Meet the Faculty: GC grad now teaching economics

Dr. Brent Evans, assistant professor of economics, came to Georgia College in 2004 as a first-year student. He “fell in love with the campus” as he worked through his undergraduate degree.

Not sure exactly where his career path would lead, he decided jump right into a Ph.D. program.

“I went to Mississippi State straight out of Georgia College for my Ph. D.,” said Evans. “I majored in economics at Georgia College, and just based on how much I loved it, I really wanted to be a professor, but frankly I wasn’t sure if I had the math ability.”

Hard work and determination pushed him through the program and helped him land his first teaching job at Dalton State.

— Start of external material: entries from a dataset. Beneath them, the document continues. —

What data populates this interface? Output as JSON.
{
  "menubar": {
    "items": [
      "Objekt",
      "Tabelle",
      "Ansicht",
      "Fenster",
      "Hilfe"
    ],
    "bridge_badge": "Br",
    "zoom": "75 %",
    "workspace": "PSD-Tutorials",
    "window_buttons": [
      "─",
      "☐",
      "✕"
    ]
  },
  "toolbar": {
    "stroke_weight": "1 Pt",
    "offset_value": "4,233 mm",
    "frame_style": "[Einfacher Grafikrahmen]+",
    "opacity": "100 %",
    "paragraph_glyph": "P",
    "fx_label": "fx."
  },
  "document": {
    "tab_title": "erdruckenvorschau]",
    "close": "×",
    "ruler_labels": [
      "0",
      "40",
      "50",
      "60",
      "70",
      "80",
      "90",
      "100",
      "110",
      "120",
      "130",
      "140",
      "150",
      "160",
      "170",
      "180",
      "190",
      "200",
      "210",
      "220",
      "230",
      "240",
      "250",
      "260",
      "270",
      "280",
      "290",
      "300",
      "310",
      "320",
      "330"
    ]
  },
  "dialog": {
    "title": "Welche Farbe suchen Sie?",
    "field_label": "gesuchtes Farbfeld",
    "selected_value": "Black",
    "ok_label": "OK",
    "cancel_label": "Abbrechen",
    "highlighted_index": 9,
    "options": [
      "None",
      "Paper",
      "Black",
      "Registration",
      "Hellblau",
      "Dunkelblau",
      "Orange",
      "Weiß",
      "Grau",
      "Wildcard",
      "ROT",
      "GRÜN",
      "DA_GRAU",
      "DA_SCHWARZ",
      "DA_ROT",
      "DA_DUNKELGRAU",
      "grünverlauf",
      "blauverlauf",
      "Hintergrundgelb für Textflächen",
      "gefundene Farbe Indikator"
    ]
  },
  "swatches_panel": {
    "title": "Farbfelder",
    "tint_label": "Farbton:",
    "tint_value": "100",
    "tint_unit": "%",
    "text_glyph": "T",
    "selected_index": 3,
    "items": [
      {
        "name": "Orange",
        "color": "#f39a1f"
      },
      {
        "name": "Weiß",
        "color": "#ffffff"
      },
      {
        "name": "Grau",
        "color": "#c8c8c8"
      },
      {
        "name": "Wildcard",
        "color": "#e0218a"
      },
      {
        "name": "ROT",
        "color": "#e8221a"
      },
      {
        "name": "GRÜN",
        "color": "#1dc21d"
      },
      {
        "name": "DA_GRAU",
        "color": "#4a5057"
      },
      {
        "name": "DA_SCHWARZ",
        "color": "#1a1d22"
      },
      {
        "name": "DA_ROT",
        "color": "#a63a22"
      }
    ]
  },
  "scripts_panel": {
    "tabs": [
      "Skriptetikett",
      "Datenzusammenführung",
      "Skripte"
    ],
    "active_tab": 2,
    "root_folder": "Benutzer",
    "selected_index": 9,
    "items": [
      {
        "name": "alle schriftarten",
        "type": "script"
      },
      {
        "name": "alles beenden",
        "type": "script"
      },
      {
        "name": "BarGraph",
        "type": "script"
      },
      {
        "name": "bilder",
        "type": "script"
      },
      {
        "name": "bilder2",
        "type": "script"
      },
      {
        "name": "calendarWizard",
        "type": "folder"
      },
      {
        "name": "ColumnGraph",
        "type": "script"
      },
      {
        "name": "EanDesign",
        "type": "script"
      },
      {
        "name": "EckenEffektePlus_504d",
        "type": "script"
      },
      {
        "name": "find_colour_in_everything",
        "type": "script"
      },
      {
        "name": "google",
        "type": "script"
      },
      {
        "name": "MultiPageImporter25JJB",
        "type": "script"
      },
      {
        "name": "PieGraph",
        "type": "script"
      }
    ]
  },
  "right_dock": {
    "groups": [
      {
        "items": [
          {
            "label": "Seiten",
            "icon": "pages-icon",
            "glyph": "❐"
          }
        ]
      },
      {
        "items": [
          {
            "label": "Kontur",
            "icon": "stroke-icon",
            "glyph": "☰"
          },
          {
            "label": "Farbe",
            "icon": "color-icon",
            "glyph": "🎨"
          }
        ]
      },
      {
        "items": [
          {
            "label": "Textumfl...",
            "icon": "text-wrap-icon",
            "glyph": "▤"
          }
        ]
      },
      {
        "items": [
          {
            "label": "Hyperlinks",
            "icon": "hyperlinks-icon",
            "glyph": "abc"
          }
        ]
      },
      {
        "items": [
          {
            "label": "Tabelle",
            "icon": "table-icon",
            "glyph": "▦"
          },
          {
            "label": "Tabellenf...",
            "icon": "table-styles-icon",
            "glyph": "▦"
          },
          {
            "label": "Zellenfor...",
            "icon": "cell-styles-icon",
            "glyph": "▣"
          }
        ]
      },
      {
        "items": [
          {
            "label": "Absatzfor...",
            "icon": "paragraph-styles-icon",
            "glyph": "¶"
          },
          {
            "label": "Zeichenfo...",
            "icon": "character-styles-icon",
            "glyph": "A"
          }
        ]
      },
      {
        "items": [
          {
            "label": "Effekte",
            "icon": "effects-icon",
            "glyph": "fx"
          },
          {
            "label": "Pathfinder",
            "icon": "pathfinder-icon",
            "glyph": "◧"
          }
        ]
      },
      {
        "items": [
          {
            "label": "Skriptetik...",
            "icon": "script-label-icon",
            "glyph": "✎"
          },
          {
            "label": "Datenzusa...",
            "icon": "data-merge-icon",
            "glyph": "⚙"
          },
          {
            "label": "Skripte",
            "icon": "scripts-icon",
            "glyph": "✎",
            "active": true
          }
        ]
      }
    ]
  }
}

Brent and his wife is Kendra are both alumni who work in the College of Business. Their children are Simon and Lucy. Photo by Rachel Linder.
Brent and his wife is Kendra are both alumni who work in the College of Business. Their children are Simon and Lucy. Photo by Rachel Linder.

Then a position opened up at his alma mater. He considered it his “dream job” so he and his wife Kendra— also a Georgia College graduate—took the leap of faith and moved back to Milledgeville. 

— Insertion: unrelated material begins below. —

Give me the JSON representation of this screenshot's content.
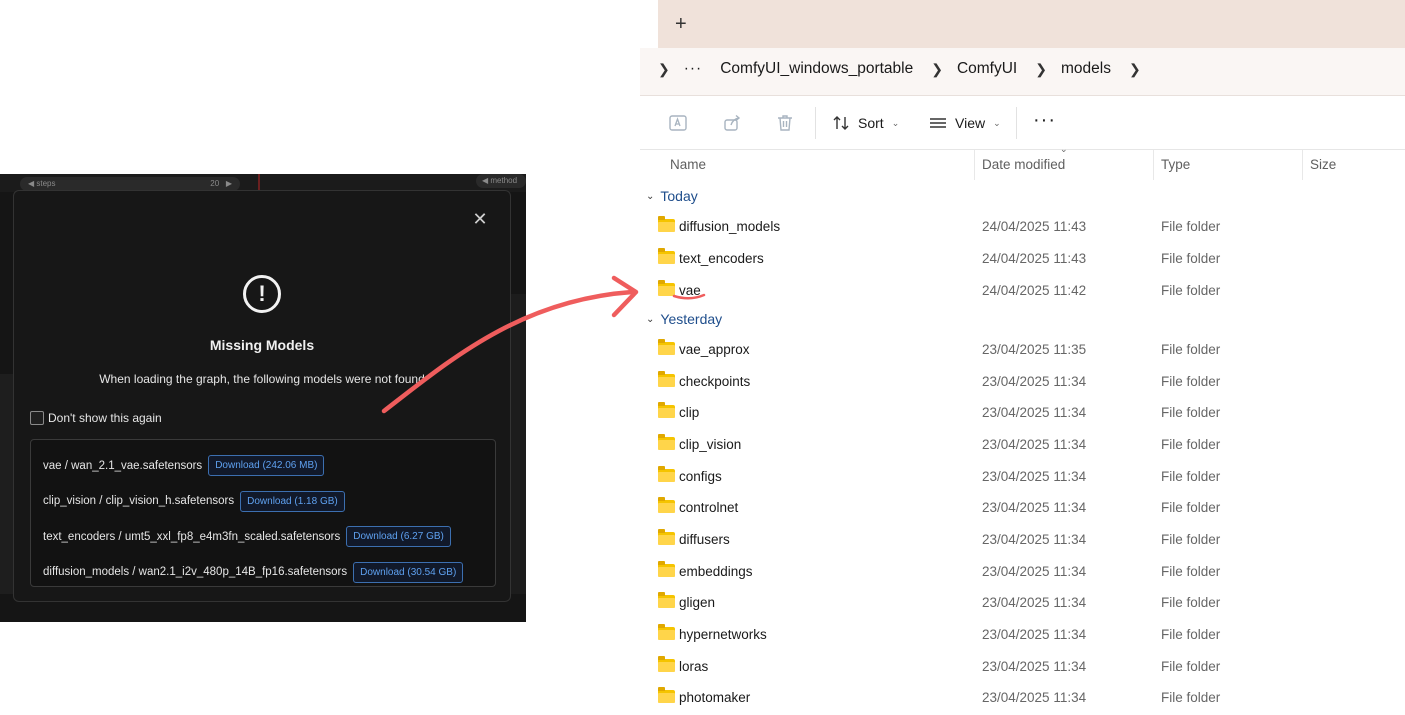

“I knew I would love the job, but the question was ‘do we want to live in a small town or not,’” said Evans. “After being here just a few months, it was very clearly the right decision.”

“I’m absolutely so happy that I made the decision to come back. I love the job, and we really like the community.” 

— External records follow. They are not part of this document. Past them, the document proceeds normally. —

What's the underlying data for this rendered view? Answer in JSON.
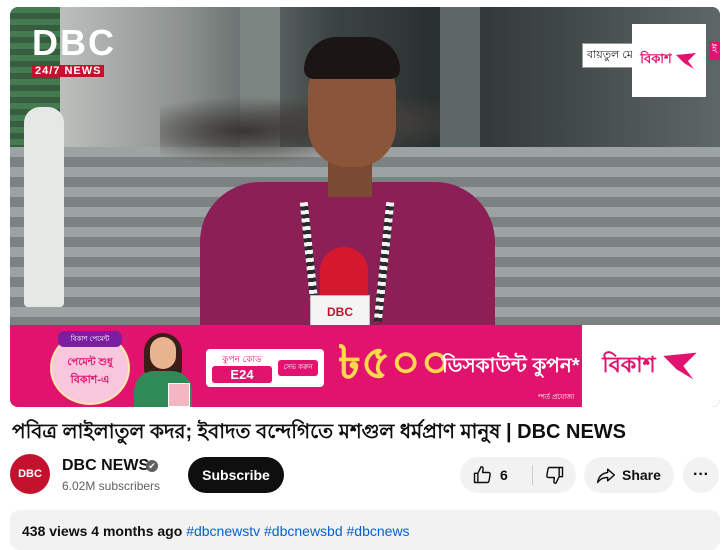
{
  "video": {
    "logo_main": "DBC",
    "logo_sub": "24/7 NEWS",
    "lower_third_label": "বায়তুল মো",
    "sponsor_logo_text": "বিকাশ",
    "mic_label": "DBC",
    "ad": {
      "badge": "বিকাশ পেমেন্ট",
      "headline_line1": "পেমেন্ট শুধু",
      "headline_line2": "বিকাশ-এ",
      "coupon_label": "কুপন কোড",
      "coupon_code": "E24",
      "coupon_cta": "সেভ করুন",
      "amount": "৳৫০০",
      "discount_text": "ডিসকাউন্ট কুপন*",
      "conditions": "*শর্ত প্রযোজ্য",
      "brand": "বিকাশ"
    }
  },
  "title": "পবিত্র লাইলাতুল কদর; ইবাদত বন্দেগিতে মশগুল ধর্মপ্রাণ মানুষ | DBC NEWS",
  "channel": {
    "avatar_text": "DBC",
    "name": "DBC NEWS",
    "verified_icon": "✔",
    "subscribers": "6.02M subscribers",
    "subscribe_label": "Subscribe"
  },
  "actions": {
    "like_count": "6",
    "share_label": "Share",
    "more_label": "···"
  },
  "description": {
    "views": "438 views",
    "age": "4 months ago",
    "hashtags": "#dbcnewstv #dbcnewsbd #dbcnews"
  }
}
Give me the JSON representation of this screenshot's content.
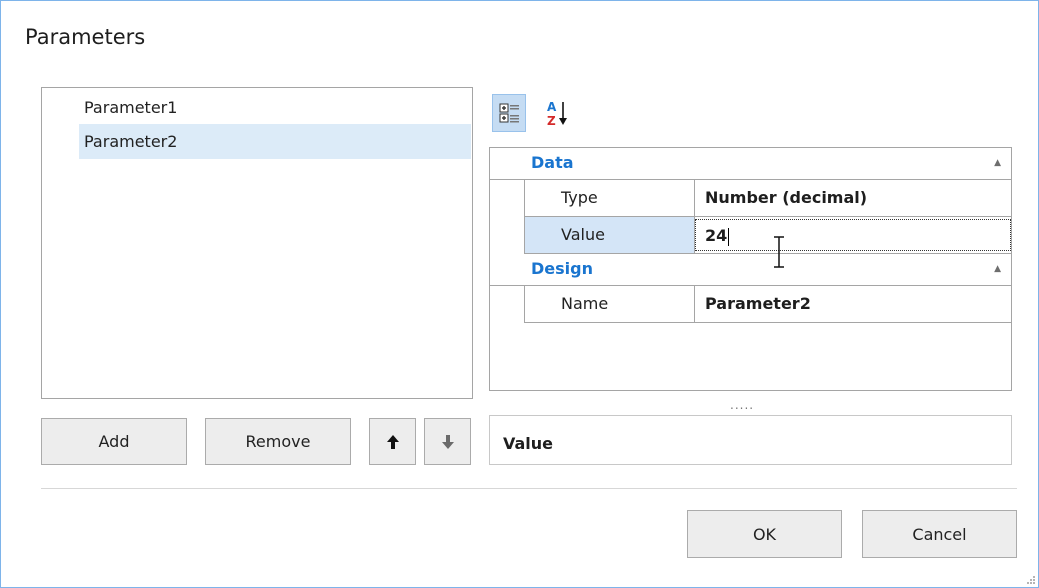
{
  "dialog": {
    "title": "Parameters"
  },
  "parameters": {
    "items": [
      {
        "label": "Parameter1"
      },
      {
        "label": "Parameter2"
      }
    ],
    "selected_label": "Parameter2"
  },
  "list_buttons": {
    "add_label": "Add",
    "remove_label": "Remove",
    "move_up_glyph": "🡅",
    "move_down_glyph": "🡇"
  },
  "toolbar": {
    "categorized_icon": "categorized-view-icon",
    "alphabetical_icon": "alphabetical-sort-icon",
    "alpha_a": "A",
    "alpha_z": "Z"
  },
  "property_grid": {
    "categories": [
      {
        "label": "Data",
        "properties": [
          {
            "name": "Type",
            "value": "Number (decimal)"
          },
          {
            "name": "Value",
            "value": "24"
          }
        ]
      },
      {
        "label": "Design",
        "properties": [
          {
            "name": "Name",
            "value": "Parameter2"
          }
        ]
      }
    ],
    "collapse_glyph": "▲",
    "splitter_dots": "....."
  },
  "description": {
    "title": "Value"
  },
  "footer": {
    "ok_label": "OK",
    "cancel_label": "Cancel"
  },
  "colors": {
    "accent": "#1a75cf",
    "selection": "#dcebf8",
    "window_border": "#7eb4ea",
    "button_face": "#ededed"
  }
}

Most days you can find Evans in Atkinson Hall where he is highly-engaged with his economics students. 

“My research is often on doing things either I find interesting or that I think students will find interesting,” said Evans. “Ultimately, I’d like to do something that helps craft my skills and gives students a reason to connect with me. That’s why I started doing sports economics research.”

His past research focuses on topics like the relationship to Wonderlic Test scores, draft position and NFL productivity or the evidence of skill and strategy in daily fantasy basketball.

“What I find is students are often interested in those things, so it’s a really nice avenue to teach students how to do research and how to manage data.”

Although his research interests have slightly shifted, he’s still a resource for students looking to do their senior capstone research project on sport economics, and many do. Evans says courses like econometrics (the math of economics) and the capstone research project help give Georgia College students a top-notch experience.

“From the economics students I see over and over again, they’re really exceptional,” he said. “We send usually two or three students to Ph.D. programs every year.” 

“We also go to a research conference with them in February, and about six or seven of our students go,” he said. “It’s so obvious that our students are more qualified to give research talks, and they have well developed economics skills.”

It’s those extraordinary students he works with each day and his fellow faculty members in the department that solidified he’s right where he needs to be, guiding students in the program he also is a product of.

“It makes it really fun to go to class when the students want to know how the world works and are willing to be flexible with their mindset when they’re analyzing things in economics,” he said.  

“I think our economics faculty is really strong, and I’m really thankful to be in the economics and finance department.”